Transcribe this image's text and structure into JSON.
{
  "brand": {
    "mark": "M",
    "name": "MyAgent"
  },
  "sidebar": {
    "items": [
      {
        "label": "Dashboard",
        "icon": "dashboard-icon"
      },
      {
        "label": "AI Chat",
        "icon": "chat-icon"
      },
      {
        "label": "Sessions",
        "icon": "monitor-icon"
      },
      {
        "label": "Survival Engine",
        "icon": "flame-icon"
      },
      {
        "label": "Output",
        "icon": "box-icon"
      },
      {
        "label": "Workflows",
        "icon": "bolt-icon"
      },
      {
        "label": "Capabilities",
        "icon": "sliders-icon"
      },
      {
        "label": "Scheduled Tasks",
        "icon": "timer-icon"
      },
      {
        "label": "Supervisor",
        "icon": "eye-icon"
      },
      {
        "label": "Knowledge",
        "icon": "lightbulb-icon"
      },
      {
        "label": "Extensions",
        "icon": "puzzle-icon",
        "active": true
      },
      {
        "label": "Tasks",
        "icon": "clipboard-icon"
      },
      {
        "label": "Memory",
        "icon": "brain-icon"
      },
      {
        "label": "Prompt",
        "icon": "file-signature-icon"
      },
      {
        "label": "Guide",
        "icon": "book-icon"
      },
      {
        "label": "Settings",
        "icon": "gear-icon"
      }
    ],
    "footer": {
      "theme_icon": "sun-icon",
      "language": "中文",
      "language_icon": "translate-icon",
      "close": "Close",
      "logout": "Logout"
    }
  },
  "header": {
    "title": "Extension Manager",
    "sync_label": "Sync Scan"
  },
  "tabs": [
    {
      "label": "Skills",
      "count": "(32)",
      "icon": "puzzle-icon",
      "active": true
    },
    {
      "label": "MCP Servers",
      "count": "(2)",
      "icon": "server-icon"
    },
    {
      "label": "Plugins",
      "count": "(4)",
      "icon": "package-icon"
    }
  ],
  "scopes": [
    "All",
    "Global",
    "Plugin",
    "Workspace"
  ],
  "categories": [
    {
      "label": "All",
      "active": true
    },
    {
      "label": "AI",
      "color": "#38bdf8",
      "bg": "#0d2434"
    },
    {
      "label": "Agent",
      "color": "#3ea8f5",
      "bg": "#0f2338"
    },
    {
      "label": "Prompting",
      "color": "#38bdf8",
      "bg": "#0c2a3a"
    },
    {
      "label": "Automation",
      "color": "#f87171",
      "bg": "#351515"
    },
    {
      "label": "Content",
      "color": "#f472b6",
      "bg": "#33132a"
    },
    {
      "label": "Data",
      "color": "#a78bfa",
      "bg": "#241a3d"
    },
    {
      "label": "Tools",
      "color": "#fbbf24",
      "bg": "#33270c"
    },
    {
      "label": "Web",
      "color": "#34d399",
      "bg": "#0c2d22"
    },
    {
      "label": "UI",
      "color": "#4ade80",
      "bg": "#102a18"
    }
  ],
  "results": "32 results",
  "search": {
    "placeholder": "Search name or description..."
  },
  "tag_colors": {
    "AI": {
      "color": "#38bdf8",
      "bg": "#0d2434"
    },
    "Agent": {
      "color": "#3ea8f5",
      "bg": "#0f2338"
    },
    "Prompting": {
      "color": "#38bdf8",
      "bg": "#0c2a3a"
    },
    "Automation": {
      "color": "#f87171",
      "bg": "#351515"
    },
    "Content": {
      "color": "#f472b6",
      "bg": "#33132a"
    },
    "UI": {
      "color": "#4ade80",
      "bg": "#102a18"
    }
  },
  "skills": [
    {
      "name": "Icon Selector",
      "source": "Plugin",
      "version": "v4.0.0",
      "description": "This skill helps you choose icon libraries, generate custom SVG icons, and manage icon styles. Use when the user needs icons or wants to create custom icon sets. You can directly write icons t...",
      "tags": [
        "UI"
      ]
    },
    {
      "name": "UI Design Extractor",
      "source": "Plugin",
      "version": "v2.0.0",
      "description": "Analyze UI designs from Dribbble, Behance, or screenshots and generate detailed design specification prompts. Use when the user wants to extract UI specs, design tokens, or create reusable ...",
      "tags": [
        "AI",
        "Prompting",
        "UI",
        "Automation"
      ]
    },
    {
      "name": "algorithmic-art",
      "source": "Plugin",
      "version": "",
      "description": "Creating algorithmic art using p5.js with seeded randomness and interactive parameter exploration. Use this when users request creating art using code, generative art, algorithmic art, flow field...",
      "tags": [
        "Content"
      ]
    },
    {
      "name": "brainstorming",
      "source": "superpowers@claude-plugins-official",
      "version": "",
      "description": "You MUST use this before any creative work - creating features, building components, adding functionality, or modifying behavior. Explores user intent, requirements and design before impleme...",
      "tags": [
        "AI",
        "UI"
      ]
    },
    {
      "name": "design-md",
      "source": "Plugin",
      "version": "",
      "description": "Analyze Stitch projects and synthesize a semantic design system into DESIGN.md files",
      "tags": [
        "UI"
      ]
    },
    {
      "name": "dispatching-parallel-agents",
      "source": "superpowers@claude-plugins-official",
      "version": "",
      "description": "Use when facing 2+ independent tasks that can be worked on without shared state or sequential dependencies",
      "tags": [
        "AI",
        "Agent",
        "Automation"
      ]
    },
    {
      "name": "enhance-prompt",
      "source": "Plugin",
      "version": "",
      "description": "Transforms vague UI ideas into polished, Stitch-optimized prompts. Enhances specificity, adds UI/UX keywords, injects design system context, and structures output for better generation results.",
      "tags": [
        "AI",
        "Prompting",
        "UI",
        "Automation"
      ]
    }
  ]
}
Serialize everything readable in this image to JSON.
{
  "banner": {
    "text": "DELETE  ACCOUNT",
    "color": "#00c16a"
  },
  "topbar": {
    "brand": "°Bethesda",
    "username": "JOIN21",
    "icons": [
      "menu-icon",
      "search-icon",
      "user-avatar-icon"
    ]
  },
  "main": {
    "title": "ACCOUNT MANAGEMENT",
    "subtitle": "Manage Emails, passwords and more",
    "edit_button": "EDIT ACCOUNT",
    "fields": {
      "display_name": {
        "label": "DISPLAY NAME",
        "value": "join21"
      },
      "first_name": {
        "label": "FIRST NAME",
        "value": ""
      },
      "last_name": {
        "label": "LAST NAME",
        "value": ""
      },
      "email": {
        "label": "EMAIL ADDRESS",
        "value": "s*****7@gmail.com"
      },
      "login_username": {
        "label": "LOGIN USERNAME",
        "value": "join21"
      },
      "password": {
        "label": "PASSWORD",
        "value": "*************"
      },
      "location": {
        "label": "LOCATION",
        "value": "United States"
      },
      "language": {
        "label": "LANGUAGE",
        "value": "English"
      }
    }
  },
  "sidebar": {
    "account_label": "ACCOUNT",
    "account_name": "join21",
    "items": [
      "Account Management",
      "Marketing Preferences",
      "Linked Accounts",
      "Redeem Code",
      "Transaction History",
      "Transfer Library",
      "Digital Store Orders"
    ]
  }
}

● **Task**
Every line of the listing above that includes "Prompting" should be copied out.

● **Task response**
      "label": "Prompting",
    "Prompting": {
        "Prompting",
        "Prompting",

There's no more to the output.